**Task item**. Where does the string "heading" appear in the records? Copy each line that holds it.

**Data extracted from a collection**.
-- Opening Marker --
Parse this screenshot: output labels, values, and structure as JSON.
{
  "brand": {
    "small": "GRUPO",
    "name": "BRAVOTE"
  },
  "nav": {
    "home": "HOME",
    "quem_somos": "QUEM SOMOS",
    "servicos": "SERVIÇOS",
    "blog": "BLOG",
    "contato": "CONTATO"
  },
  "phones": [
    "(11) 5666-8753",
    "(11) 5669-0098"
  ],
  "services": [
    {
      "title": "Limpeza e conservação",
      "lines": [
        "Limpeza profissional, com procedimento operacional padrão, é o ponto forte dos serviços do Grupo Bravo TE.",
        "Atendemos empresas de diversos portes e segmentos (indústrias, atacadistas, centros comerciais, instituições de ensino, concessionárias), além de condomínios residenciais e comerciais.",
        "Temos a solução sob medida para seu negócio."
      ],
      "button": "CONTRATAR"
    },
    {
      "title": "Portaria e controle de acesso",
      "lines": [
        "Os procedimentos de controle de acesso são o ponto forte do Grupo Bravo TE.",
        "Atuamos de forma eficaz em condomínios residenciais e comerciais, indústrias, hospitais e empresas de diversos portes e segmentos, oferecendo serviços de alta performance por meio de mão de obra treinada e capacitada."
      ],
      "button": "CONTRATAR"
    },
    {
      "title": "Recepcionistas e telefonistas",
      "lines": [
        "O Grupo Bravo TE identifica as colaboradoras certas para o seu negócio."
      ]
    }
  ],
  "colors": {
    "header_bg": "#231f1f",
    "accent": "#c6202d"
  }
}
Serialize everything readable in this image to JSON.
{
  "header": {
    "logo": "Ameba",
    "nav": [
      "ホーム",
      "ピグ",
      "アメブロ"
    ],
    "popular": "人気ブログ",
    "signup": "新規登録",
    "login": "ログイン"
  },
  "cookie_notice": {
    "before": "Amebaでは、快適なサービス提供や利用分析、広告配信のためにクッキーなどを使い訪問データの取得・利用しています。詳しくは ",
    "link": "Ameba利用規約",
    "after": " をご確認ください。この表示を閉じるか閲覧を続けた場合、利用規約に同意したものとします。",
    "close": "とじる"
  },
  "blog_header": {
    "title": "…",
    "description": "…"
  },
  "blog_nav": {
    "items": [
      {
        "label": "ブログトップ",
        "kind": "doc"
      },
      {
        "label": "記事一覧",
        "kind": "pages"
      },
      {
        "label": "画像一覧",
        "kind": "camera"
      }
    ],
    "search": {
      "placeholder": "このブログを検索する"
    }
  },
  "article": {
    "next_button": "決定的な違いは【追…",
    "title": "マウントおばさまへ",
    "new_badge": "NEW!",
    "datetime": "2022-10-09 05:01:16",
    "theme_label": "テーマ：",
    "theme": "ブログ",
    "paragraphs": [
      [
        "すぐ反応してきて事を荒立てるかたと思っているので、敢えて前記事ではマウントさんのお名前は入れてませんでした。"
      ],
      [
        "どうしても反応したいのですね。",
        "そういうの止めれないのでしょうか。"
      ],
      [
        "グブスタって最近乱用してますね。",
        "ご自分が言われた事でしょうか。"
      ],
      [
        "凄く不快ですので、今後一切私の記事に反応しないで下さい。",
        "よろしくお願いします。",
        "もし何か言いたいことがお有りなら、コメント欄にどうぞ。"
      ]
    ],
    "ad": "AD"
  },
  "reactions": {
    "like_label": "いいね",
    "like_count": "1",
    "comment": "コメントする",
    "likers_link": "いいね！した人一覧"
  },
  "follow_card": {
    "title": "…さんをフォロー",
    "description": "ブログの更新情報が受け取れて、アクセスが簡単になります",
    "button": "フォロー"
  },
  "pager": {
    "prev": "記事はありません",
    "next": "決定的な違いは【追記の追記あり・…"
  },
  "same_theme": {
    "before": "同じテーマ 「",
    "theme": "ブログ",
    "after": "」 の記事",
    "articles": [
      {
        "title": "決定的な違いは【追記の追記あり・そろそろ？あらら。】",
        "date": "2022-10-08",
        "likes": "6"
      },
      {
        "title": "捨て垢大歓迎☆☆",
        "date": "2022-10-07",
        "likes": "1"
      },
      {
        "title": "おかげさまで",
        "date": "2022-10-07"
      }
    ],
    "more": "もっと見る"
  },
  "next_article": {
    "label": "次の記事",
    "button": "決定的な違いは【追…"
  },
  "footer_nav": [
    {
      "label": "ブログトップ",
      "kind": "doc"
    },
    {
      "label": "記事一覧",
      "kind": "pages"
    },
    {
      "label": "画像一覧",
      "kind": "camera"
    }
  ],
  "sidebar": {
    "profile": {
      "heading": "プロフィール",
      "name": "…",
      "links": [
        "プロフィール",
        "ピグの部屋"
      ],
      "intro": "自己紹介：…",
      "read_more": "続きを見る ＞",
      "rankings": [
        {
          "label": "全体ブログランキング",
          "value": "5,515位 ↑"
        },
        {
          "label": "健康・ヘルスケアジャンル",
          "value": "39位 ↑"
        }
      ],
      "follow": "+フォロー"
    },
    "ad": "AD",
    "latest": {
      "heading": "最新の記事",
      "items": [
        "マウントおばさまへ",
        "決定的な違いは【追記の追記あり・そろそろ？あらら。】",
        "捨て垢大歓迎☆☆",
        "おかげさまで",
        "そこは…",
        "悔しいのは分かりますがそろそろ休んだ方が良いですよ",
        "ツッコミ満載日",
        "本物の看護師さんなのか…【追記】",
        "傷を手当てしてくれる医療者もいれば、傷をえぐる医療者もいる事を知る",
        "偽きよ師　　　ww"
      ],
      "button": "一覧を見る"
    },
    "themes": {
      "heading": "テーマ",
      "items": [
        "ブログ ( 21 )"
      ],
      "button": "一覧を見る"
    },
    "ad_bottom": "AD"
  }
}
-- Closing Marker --
**Output for this task**.
      "heading": "プロフィール",
      "heading": "最新の記事",
      "heading": "テーマ",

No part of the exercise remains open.